Composition of Solar Wind

The solar wind is primarily composed of electrons and protons, with smaller amounts of heavier ions such as helium and oxygen. These particles are accelerated to high speeds by the intense heat and magnetic fields present in the sun’s atmosphere. The composition of the solar wind can vary depending on the activity of the sun, with stronger solar flares and coronal mass ejections leading to higher concentrations of heavier ions.

Effects of Solar Wind on Planets

The solar wind has a significant impact on the planets in our solar system. For example, the solar wind interacts with the magnetic fields of planets like Earth, causing phenomena such as the auroras. The solar wind can also strip away the atmospheres of planets that do not have strong magnetic fields, such as Mars. Additionally, the solar wind can create a protective bubble around planets with magnetic fields, known as a magnetosphere, which helps shield them from harmful cosmic rays and radiation.

Origin and Generation of Solar Wind

The solar wind is generated in the sun’s outer atmosphere, known as the corona. The corona is a region of extremely high temperatures and intense magnetic fields, which cause particles to be accelerated to high speeds and ejected into space. The solar wind is driven by the sun’s magnetic field, which is constantly changing due to the sun’s rotation and the activity of sunspots and solar flares. These changes in the magnetic field lead to variations in the speed and density of the solar wind.
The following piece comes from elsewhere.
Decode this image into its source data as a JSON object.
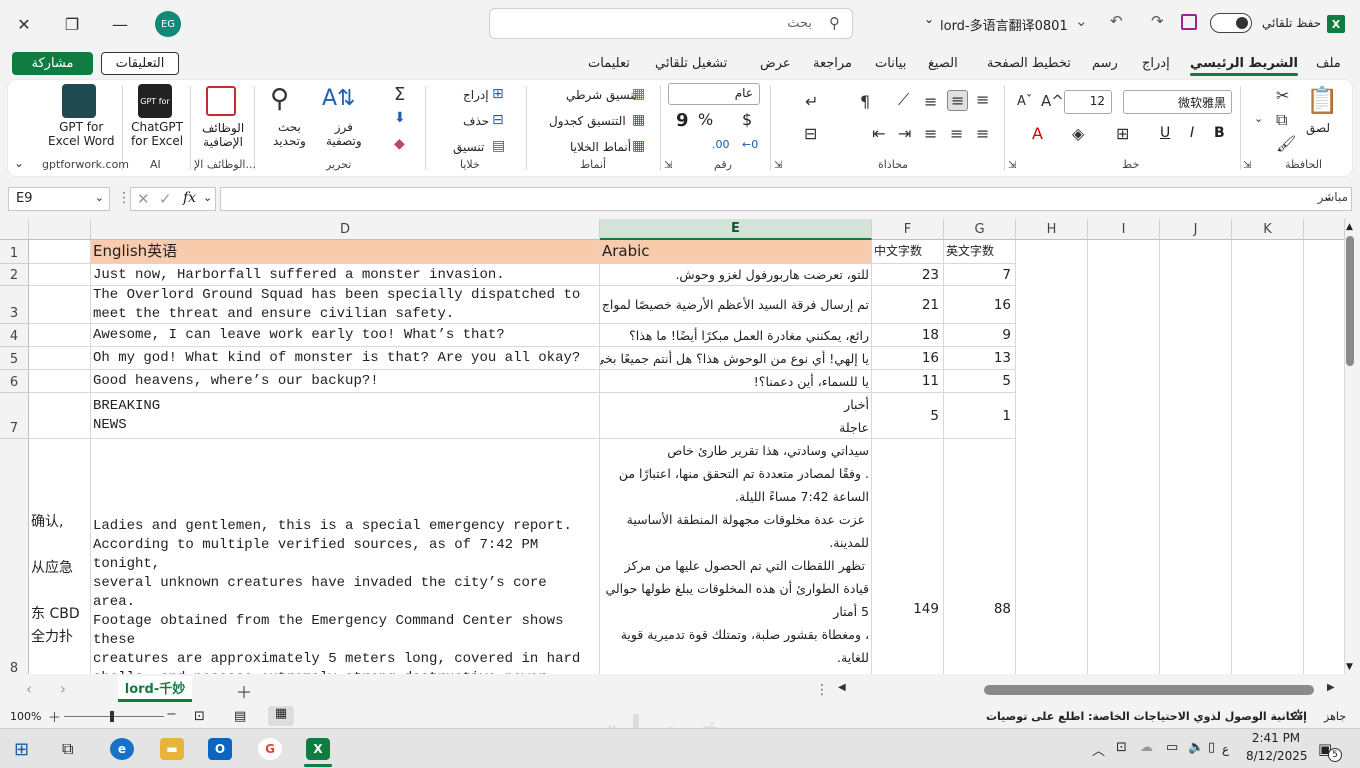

Study and Observation of Solar Wind

Scientists study the solar wind using a variety of instruments and techniques, both on Earth and in space. Spacecraft such as the Parker Solar Probe and the Solar and Heliospheric Observatory (SOHO) have been launched to study the solar wind up close and monitor its behavior over time. Ground-based observatories also track the solar wind using instruments such as radio telescopes and magnetometers. By studying the solar wind, scientists can learn more about the sun’s activity and its effects on the solar system.

Importance of Understanding Solar Wind in Astronomy

Understanding the solar wind is crucial for astronomers and astrophysicists to gain insights into the behavior of stars and the dynamics of the solar system. By studying the solar wind, scientists can learn more about the processes that drive the sun’s activity, such as solar flares and coronal mass ejections. This knowledge can help researchers predict and prepare for space weather events that could impact satellites, spacecraft, and even power grids on Earth. Additionally, understanding the solar wind can provide valuable information about the origins and evolution of our solar system and other planetary systems in the universe.